Many of you may think, Do I really need travel vaccinations?
If it's been advised to do so when heading to certain countries, you've been told to by a doctor or there's a current outbreak in your planned destination, then Yes!
Around 8 weeks before your travel date, you will need to start researching and find out which kind of Travel Vaccines are advised for each country you're planning on visiting.
The reasons you have to be so organised are because some vaccinations have to be done weeks apart; enough time has to be left for you to be scheduled in for your appointments and a certain amount of time needs to pass before the vaccine begins to work.
Be aware that you will have to pay for at least quite a few of them which can add up to be very pricey so you need to take this into consideration when you're saving and planning your trip. It would be wise to compare different clinics by checking what they would charge for the vaccinations that you must pay for. Don't let the money put you off booking the appointment, its up to YOU to do the research and see your doctor. It's better to be protected. And once you've had them done, you probably won't have to worry about them for years.
Check out Travel Health Pro for loads of information and to look up any country of choice. https://travelhealthpro.org.uk/countries
TALK TO A MEDICAL PROFESSIONAL
First things first, you need to make an appointment with your doctor or at a health clinic. I can't give you medical advice, I can only help as much as I can.
A medical professional will be able to look up your vaccine history and health conditions. They will ask the important and appropriate questions about your upcoming trip. You need to tell them where you're all planning on going, planning on doing and how long for. They can inform you if there is a current outbreak and if you will be at risk of any diseases.
WHAT YOU NEED TO THINK ABOUT + DISCUSS
While planning your travel vaccinations, you will need to discuss with your doctor and compare notes about the following. These factors need to be taken into consideration to conclude which travel vaccines you should get.
WHERE YOU'RE GOING
Virus outbreaks and risks are more common in certain parts of the world and differ from place to place. You need to research each destination you're going to and inform your doctor on this information.
I always check the country profile on TravelPro when planning to visit somewhere new!
HOW LONG YOU WILL BE SPENDING THERE

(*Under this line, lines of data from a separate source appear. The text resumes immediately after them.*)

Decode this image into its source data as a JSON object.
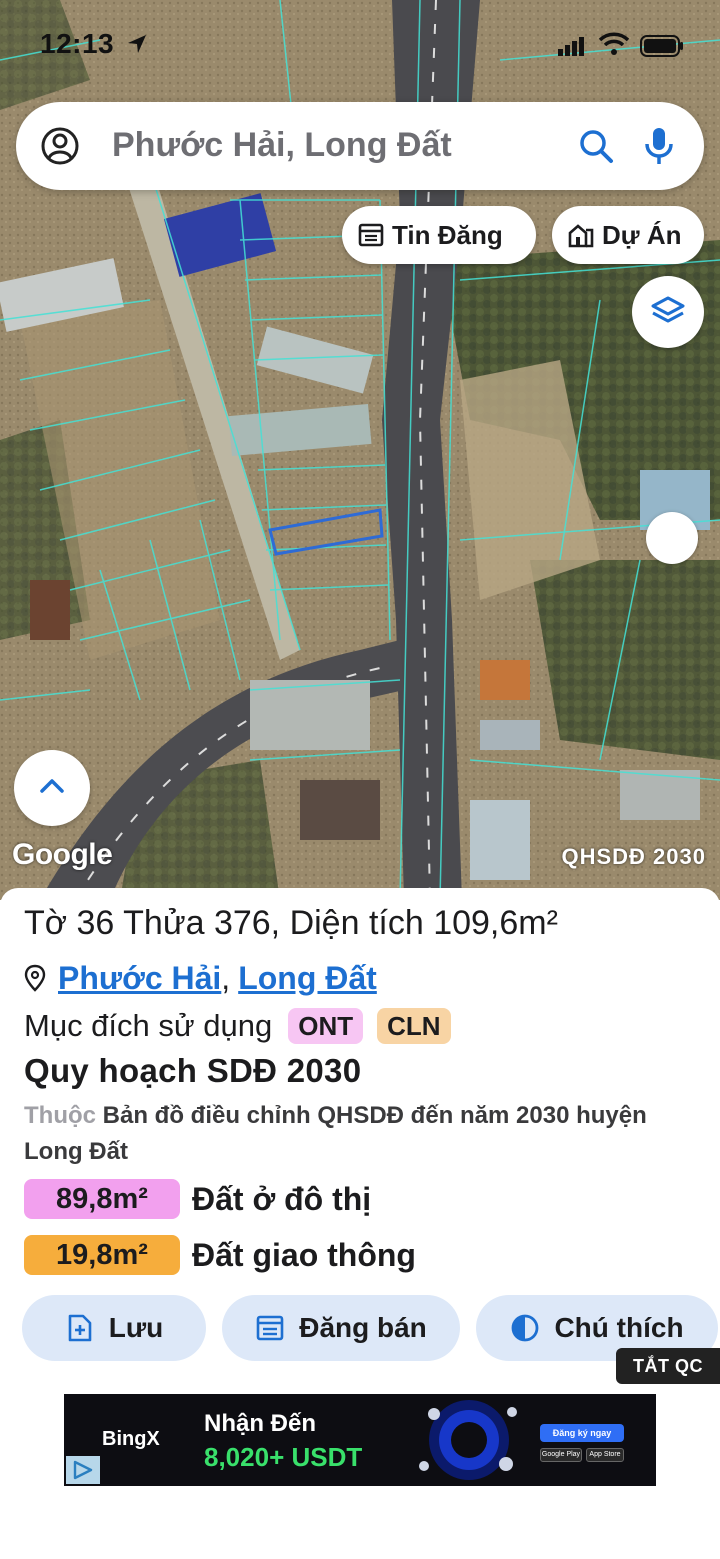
{
  "status_bar": {
    "time": "12:13"
  },
  "search": {
    "query": "Phước Hải, Long Đất"
  },
  "map": {
    "buttons": {
      "listings": "Tin Đăng",
      "projects": "Dự Án"
    },
    "google_logo": "Google",
    "layer_tag": "QHSDĐ 2030"
  },
  "parcel": {
    "title": "Tờ 36 Thửa 376, Diện tích 109,6m²",
    "ward": "Phước Hải",
    "comma": ",",
    "district": "Long Đất",
    "purpose_label": "Mục đích sử dụng",
    "purpose_codes": [
      "ONT",
      "CLN"
    ],
    "plan_title": "Quy hoạch SDĐ 2030",
    "plan_desc_prefix": "Thuộc",
    "plan_desc": "Bản đồ điều chỉnh QHSDĐ đến năm 2030 huyện Long Đất",
    "areas": [
      {
        "value": "89,8m²",
        "label": "Đất ở đô thị",
        "color": "#f2a0ee"
      },
      {
        "value": "19,8m²",
        "label": "Đất giao thông",
        "color": "#f6ad3c"
      }
    ]
  },
  "actions": {
    "save": "Lưu",
    "post": "Đăng bán",
    "legend": "Chú thích"
  },
  "ad": {
    "hide_label": "TẮT QC",
    "brand": "BingX",
    "line1": "Nhận Đến",
    "line2": "8,020+ USDT",
    "cta": "Đăng ký ngay",
    "store1": "Google Play",
    "store2": "App Store"
  },
  "colors": {
    "accent": "#1d6fd1",
    "button_bg": "#dde8f8",
    "ont": "#f7c6f3",
    "cln": "#f8d4a4"
  }
}
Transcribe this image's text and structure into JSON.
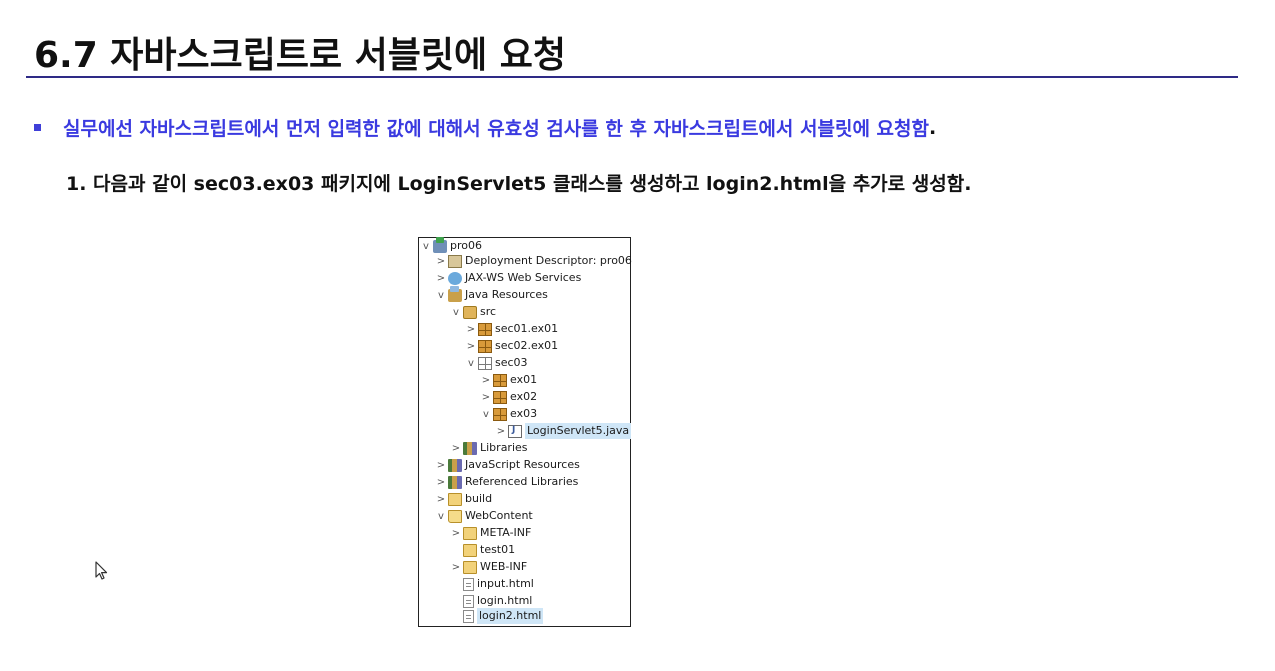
{
  "slide": {
    "title": "6.7 자바스크립트로 서블릿에 요청",
    "bullet_text": "실무에선 자바스크립트에서 먼저 입력한 값에 대해서 유효성 검사를 한 후 자바스크립트에서 서블릿에 요청함",
    "bullet_end": ".",
    "step_text": "1. 다음과 같이 sec03.ex03 패키지에 LoginServlet5 클래스를 생성하고 login2.html을 추가로 생성함."
  },
  "colors": {
    "title_rule": "#2e2a86",
    "bullet_text": "#3a3ae0",
    "tree_selection": "#cfe6f7"
  },
  "tree": {
    "items": [
      {
        "label": "pro06",
        "chevron": "v",
        "icon": "project-icon"
      },
      {
        "label": "Deployment Descriptor: pro06",
        "chevron": ">",
        "icon": "deployment-descriptor-icon"
      },
      {
        "label": "JAX-WS Web Services",
        "chevron": ">",
        "icon": "web-services-icon"
      },
      {
        "label": "Java Resources",
        "chevron": "v",
        "icon": "java-resources-icon"
      },
      {
        "label": "src",
        "chevron": "v",
        "icon": "source-folder-icon"
      },
      {
        "label": "sec01.ex01",
        "chevron": ">",
        "icon": "package-icon"
      },
      {
        "label": "sec02.ex01",
        "chevron": ">",
        "icon": "package-icon"
      },
      {
        "label": "sec03",
        "chevron": "v",
        "icon": "empty-package-icon"
      },
      {
        "label": "ex01",
        "chevron": ">",
        "icon": "package-icon"
      },
      {
        "label": "ex02",
        "chevron": ">",
        "icon": "package-icon"
      },
      {
        "label": "ex03",
        "chevron": "v",
        "icon": "package-icon"
      },
      {
        "label": "LoginServlet5.java",
        "chevron": ">",
        "icon": "java-file-icon",
        "selected": true
      },
      {
        "label": "Libraries",
        "chevron": ">",
        "icon": "library-icon"
      },
      {
        "label": "JavaScript Resources",
        "chevron": ">",
        "icon": "library-icon"
      },
      {
        "label": "Referenced Libraries",
        "chevron": ">",
        "icon": "library-icon"
      },
      {
        "label": "build",
        "chevron": ">",
        "icon": "folder-icon"
      },
      {
        "label": "WebContent",
        "chevron": "v",
        "icon": "open-folder-icon"
      },
      {
        "label": "META-INF",
        "chevron": ">",
        "icon": "folder-icon"
      },
      {
        "label": "test01",
        "chevron": "",
        "icon": "folder-icon"
      },
      {
        "label": "WEB-INF",
        "chevron": ">",
        "icon": "folder-icon"
      },
      {
        "label": "input.html",
        "chevron": "",
        "icon": "html-file-icon"
      },
      {
        "label": "login.html",
        "chevron": "",
        "icon": "html-file-icon"
      },
      {
        "label": "login2.html",
        "chevron": "",
        "icon": "html-file-icon",
        "selected": true
      }
    ]
  }
}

Basically the level of risk is decreased if you're somewhere for a shorter period of time. A two week holiday at a resort is a lot different to a three month trekking trip. Inform your doctor.
I've stayed in the jungles of Borneo
IF YOU WILL BE VISITING RURAL AREAS
You will be more at risk of infection if you're staying in rural areas. If you're planning on spending a lot of time outdoors, camping, jungle trekking, staying in rustic villages -- off the beaten track -- then you may have more of a chance of becoming infected.
LEVEL OF RISK
There may be a current outbreak going on in the country that you need to be aware of. The time of year can also affect the level of risk. Research and discuss with your doctor.
YOUR MEDICAL + HEALTH CONDITIONS
Your current health status, allergies, medical history could all have an affect on which vaccinations you will be advised to or not get.
During my travels, I've encountered and came into contact with a lot of wild and stray animals. I've been chased often but never bitten or scratched (touch wood). I've been lucky but it does happen. If you know you're going to have contact with wild or stray animals then you need to inform your doctor! Rabies is deadly.
Trekking through very rural areas in Myanmar
WHAT YOU MAY HAVE TO BE VACCINATED AGAINST
This is a mosquito-borne illness most commonly found in Africa and South America. Some countries in these continents require evidence that you have had the Yellow Fever Vaccine before entry. Other parts of the world will also ask for evidence if you have visited or passed through infected areas recently.
Check the WHO list for the countries which hold a risk of infection and the ones that require proof of vaccination.
Your proof that you must carry with you will be in the form of a yellow certificate (ICVP) which is given to you at the time of the jab and will be dated, stamped, hold your personal details and state you've been vaccinated for Yellow Fever. Once you've had the vaccine, you won't require a booster for at least 10 years.
The hepatitis A virus is spread by the faeces of someone infected and can be caught by consuming contaminated food/water. So vaccination is especially advised in areas of